The service will cover all the four existing terminals at Jawaharlal Nehru Port, namely Jawaharlal Nehru Port Container Terminal (JNPCT), Nhava Sheva International Container Terminal (NSICT), Nhava Sheva (India) Gateway Terminal (NSIGT) and Gateway Terminals India Pvt. Ltd (GTIPL). The service will be extended to the new container terminal being built by Singapore’s PSA International Pte. Ltd at J.N. Port when it starts operations at the end of 2017.
The logistics data bank service is part of a series of measures taken by the port over the past year to promote ease of doing business by cutting cost and time for exporters and importers. The export cycle time at the port has reduced from 88 hours to 65 hours after the measures were implemented.
RFID-based gate automation has become operational in two of the four terminals, while the remaining two will soon implement it.
The port has replaced paperwork required for shipments with a Web-based software solution and introduced inter-terminal movement of tractor-trailers between different facilities, cutting at least 7.5km of movement on the road. That has resulted in a reduction in pollution levels, besides fuel saving, reduced empty truck movements, lower turnaround time of trucks and cost of handling.
J.N. Port has started publishing on its website the tariff of 33 CFSs and 29 shipping lines that service it, along with tariffs at all the four terminals operating at the port to ensure greater transparency. Exporters and importers have been urging the government to make it mandatory for shipping logistics service providers to disclose the mode and manner of fixing rates, including the elements that constitute tariff, on their web sites or on their premises.

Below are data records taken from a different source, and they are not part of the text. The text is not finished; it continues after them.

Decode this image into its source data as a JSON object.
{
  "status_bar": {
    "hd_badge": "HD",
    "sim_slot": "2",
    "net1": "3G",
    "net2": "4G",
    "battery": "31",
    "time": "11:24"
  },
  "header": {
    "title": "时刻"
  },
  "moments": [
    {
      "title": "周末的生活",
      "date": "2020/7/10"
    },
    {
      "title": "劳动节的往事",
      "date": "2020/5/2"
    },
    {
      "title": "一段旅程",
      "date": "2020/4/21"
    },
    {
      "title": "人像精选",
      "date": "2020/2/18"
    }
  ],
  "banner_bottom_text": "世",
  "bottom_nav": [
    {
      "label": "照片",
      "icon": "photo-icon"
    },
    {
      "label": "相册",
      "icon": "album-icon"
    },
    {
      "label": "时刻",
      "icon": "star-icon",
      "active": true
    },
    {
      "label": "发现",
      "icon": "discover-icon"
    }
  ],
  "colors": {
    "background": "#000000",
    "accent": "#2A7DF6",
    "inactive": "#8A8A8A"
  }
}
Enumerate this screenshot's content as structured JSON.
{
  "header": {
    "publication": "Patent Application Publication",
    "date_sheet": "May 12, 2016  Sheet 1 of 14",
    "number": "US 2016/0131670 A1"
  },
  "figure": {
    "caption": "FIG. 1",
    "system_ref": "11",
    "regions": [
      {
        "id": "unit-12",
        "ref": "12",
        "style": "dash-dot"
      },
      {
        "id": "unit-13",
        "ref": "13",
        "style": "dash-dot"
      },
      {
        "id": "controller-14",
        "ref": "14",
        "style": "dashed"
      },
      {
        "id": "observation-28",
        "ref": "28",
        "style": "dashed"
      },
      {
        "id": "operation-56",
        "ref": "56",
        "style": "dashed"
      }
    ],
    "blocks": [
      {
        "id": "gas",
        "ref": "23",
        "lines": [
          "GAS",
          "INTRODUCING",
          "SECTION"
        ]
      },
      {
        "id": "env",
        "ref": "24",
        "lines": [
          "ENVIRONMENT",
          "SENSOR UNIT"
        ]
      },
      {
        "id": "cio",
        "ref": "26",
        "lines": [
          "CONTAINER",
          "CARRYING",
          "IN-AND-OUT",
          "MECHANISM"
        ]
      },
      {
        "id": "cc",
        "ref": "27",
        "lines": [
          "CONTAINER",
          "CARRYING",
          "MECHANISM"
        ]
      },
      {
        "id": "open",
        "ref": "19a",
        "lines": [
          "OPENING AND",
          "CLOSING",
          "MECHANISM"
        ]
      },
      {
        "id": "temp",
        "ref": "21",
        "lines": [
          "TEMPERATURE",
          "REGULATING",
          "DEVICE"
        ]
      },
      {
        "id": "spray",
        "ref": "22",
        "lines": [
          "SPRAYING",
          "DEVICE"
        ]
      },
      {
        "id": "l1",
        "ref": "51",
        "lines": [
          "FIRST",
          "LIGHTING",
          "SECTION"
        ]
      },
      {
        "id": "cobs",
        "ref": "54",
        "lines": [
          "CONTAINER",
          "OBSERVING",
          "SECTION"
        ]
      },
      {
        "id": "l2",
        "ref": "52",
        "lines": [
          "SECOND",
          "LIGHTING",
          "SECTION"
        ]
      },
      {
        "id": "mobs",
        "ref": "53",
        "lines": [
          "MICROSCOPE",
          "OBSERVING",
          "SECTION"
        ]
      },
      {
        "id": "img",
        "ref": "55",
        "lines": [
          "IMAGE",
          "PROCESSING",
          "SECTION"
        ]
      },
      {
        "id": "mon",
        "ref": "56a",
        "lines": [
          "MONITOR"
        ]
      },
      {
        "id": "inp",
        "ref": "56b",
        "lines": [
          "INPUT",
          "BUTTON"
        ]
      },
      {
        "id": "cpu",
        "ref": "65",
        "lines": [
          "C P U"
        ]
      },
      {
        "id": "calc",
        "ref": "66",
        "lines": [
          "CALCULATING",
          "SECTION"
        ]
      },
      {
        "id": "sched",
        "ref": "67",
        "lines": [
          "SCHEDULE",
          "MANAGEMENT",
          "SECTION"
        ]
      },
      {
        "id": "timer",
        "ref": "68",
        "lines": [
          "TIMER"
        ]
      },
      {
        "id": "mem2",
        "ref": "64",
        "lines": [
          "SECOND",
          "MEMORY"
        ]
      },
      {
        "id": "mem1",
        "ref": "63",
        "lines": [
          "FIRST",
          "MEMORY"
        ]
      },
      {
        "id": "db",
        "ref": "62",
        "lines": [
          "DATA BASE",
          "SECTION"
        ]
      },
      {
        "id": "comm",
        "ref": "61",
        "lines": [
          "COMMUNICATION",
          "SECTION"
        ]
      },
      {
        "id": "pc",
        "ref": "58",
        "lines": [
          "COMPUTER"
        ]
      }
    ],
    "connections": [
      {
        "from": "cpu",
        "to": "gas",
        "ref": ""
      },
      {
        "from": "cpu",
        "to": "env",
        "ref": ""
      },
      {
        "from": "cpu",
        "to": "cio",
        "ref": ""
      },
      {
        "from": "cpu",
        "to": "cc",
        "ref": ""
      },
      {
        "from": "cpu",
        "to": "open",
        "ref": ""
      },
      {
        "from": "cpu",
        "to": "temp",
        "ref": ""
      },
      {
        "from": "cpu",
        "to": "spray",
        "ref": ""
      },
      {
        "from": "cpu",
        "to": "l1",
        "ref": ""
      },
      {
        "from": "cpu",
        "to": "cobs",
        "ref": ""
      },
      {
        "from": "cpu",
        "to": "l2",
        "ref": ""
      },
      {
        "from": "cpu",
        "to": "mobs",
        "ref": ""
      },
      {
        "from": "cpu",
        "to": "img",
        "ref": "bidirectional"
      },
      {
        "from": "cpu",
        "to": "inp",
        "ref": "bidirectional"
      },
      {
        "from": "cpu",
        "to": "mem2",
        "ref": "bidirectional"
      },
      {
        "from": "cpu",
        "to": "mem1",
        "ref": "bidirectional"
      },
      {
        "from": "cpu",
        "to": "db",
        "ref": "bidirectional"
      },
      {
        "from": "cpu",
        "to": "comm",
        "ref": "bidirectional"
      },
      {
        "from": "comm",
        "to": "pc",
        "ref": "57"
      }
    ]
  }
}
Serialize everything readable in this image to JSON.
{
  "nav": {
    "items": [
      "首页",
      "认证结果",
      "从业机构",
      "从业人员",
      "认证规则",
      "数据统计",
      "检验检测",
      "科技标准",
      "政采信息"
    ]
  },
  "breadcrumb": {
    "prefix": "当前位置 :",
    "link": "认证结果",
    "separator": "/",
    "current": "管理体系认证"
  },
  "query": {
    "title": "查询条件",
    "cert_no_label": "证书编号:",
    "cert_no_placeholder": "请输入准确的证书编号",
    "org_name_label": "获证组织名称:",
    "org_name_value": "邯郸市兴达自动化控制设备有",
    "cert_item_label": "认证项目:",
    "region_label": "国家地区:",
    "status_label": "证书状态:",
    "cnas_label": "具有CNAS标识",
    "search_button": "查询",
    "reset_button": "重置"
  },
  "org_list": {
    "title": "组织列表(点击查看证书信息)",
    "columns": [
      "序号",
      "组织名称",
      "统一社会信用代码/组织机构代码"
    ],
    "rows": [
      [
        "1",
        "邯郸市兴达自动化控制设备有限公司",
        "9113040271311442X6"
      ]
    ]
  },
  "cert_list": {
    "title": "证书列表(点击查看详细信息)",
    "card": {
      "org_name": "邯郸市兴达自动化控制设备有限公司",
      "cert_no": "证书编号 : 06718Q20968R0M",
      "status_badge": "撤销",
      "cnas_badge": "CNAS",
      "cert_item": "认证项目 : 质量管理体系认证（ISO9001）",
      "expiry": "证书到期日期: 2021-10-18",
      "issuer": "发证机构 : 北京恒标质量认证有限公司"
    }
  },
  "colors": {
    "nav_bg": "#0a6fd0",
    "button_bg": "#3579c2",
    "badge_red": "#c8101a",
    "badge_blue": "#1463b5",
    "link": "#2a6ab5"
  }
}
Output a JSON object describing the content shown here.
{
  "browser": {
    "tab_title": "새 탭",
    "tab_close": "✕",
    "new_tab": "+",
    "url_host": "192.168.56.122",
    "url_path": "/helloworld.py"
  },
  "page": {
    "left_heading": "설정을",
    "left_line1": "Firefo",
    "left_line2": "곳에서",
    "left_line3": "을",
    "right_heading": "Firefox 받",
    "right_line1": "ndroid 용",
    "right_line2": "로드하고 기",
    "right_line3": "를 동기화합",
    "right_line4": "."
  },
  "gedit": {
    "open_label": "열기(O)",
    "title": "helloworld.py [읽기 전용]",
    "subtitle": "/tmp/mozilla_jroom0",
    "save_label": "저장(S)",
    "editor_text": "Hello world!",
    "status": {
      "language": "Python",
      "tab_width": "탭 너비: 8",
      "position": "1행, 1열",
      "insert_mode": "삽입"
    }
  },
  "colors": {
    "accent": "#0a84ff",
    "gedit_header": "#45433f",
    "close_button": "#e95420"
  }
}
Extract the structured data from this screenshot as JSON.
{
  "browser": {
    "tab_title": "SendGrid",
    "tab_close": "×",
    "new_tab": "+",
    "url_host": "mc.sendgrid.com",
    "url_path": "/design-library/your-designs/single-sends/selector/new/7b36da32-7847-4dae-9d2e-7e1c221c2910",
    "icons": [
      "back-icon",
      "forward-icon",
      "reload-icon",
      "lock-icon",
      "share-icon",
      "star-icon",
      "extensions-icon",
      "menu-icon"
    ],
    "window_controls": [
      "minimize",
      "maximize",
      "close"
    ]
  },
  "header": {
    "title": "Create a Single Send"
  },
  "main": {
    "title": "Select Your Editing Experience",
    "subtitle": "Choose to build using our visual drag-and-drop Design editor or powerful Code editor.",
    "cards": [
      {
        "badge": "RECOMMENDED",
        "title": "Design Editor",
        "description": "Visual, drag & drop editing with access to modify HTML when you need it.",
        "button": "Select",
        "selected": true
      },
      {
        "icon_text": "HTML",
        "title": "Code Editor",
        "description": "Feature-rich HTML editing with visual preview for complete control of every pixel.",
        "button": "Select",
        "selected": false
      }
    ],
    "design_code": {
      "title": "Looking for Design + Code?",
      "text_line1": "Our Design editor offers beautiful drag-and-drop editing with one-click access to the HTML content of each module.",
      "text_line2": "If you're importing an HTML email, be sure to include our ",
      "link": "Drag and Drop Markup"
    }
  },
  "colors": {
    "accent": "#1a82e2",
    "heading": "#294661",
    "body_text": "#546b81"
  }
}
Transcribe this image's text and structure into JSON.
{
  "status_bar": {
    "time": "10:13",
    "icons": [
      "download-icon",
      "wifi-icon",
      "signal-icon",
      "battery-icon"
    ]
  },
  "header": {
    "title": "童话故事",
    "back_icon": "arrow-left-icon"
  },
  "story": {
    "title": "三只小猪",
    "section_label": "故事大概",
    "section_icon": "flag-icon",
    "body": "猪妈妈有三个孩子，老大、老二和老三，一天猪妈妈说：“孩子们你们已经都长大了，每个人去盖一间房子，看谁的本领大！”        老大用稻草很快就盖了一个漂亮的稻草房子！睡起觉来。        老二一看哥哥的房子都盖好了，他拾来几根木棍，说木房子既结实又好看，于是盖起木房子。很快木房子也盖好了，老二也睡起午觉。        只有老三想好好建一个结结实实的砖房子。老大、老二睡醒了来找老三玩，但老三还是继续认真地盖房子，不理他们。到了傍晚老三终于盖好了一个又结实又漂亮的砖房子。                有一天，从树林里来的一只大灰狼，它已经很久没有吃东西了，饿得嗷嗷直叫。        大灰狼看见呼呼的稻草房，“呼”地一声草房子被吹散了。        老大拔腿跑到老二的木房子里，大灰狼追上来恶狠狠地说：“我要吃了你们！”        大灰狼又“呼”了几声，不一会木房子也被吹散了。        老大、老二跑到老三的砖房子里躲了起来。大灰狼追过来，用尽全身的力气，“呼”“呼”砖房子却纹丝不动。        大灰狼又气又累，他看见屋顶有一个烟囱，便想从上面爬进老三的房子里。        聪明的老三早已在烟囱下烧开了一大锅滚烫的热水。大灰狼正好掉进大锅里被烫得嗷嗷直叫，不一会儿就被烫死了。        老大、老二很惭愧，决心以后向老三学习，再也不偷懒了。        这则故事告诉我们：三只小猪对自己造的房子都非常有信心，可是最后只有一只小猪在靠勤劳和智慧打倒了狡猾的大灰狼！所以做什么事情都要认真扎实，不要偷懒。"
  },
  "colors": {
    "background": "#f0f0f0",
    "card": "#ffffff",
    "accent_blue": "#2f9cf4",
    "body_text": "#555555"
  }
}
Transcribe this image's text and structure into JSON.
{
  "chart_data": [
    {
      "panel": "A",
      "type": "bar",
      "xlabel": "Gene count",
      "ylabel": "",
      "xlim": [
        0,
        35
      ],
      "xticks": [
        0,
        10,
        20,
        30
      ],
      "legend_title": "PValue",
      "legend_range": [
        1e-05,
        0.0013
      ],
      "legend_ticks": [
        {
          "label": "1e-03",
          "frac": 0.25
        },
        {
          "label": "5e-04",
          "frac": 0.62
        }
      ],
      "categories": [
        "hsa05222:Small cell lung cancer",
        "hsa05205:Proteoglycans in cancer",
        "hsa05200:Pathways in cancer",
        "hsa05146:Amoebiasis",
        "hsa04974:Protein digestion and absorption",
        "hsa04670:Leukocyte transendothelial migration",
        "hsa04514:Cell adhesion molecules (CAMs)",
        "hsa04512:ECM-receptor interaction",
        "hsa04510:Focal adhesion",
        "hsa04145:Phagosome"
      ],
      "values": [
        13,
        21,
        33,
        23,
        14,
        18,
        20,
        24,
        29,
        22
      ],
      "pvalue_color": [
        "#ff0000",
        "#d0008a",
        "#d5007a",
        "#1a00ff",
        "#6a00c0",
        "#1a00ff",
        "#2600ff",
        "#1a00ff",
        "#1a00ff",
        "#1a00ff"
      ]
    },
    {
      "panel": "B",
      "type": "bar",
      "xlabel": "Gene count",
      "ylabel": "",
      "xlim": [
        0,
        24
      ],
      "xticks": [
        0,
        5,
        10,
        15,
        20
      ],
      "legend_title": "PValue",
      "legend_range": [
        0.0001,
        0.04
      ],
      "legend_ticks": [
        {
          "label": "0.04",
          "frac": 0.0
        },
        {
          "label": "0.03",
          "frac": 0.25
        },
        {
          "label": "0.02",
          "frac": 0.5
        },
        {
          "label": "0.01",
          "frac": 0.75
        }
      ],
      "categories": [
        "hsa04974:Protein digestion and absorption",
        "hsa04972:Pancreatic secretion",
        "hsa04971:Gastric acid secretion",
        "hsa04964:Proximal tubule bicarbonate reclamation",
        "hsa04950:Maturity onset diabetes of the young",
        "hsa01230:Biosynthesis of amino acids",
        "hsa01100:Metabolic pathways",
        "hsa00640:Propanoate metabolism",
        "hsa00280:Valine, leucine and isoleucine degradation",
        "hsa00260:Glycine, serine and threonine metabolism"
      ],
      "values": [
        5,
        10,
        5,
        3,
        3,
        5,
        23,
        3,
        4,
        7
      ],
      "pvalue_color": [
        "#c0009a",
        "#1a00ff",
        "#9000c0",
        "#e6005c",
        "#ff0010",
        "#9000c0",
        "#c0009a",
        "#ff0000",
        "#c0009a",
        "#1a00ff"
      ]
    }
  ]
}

J.N. Port is also developing a centralized parking plaza covering 45 hectares which can accommodate about 2,000 tractor trailers.
The port has allotted land to set up laboratories for animal quarantine, plant quarantine, textile committee and the Food Safety and Standards Authority of India (FSSAI).
Rail-linked CFSs servicing J.N. Port are entitled to a rebate of Rs.728 per twenty foot equivalent unit, or TEU, to encourage movement of containers by rail and reduce congestion on roads. The ICD located at Mulund on the outskirts of Mumbai that feeds cargo containers to and from J.N. Port also gets a similar rebate.
A TEU is the standard size of a container and a common measure of capacity in the container business. A TEU can load 15.8 tonnes of cargo.
The port has scrapped the daily pre-berthing meetings which are now done online.
All the four container terminals will soon have independent container scanners, with the port deciding to install more scanners for select commodities. This will reduce truck detention. The port has widened roads leading to the terminal gates, while the National Highways Authority of India (NHAI) has started work on doubling the four-lane highway linking the port for faster evacuation of cargo.
J.N. Port handled 4.49 million TEUs in the year ended March, the highest since it was opened in 1989. It is looking to load over five million TEUs, driven by further improvements in productivity and efficiency at its four container terminals.
With a new terminal under construction, the port’s container loading capacity will more than double over the next seven years, straining the port’s cargo evacuation infrastructure, necessitating a widening of the road linking the port to eight lanes.
India was ranked 133rd in trading across borders by the World Bank last year. J.N. Port reckons that the steps taken by India’s biggest container gateway would improve the ranking.
P. Manoj looks at trends in the shipping industry.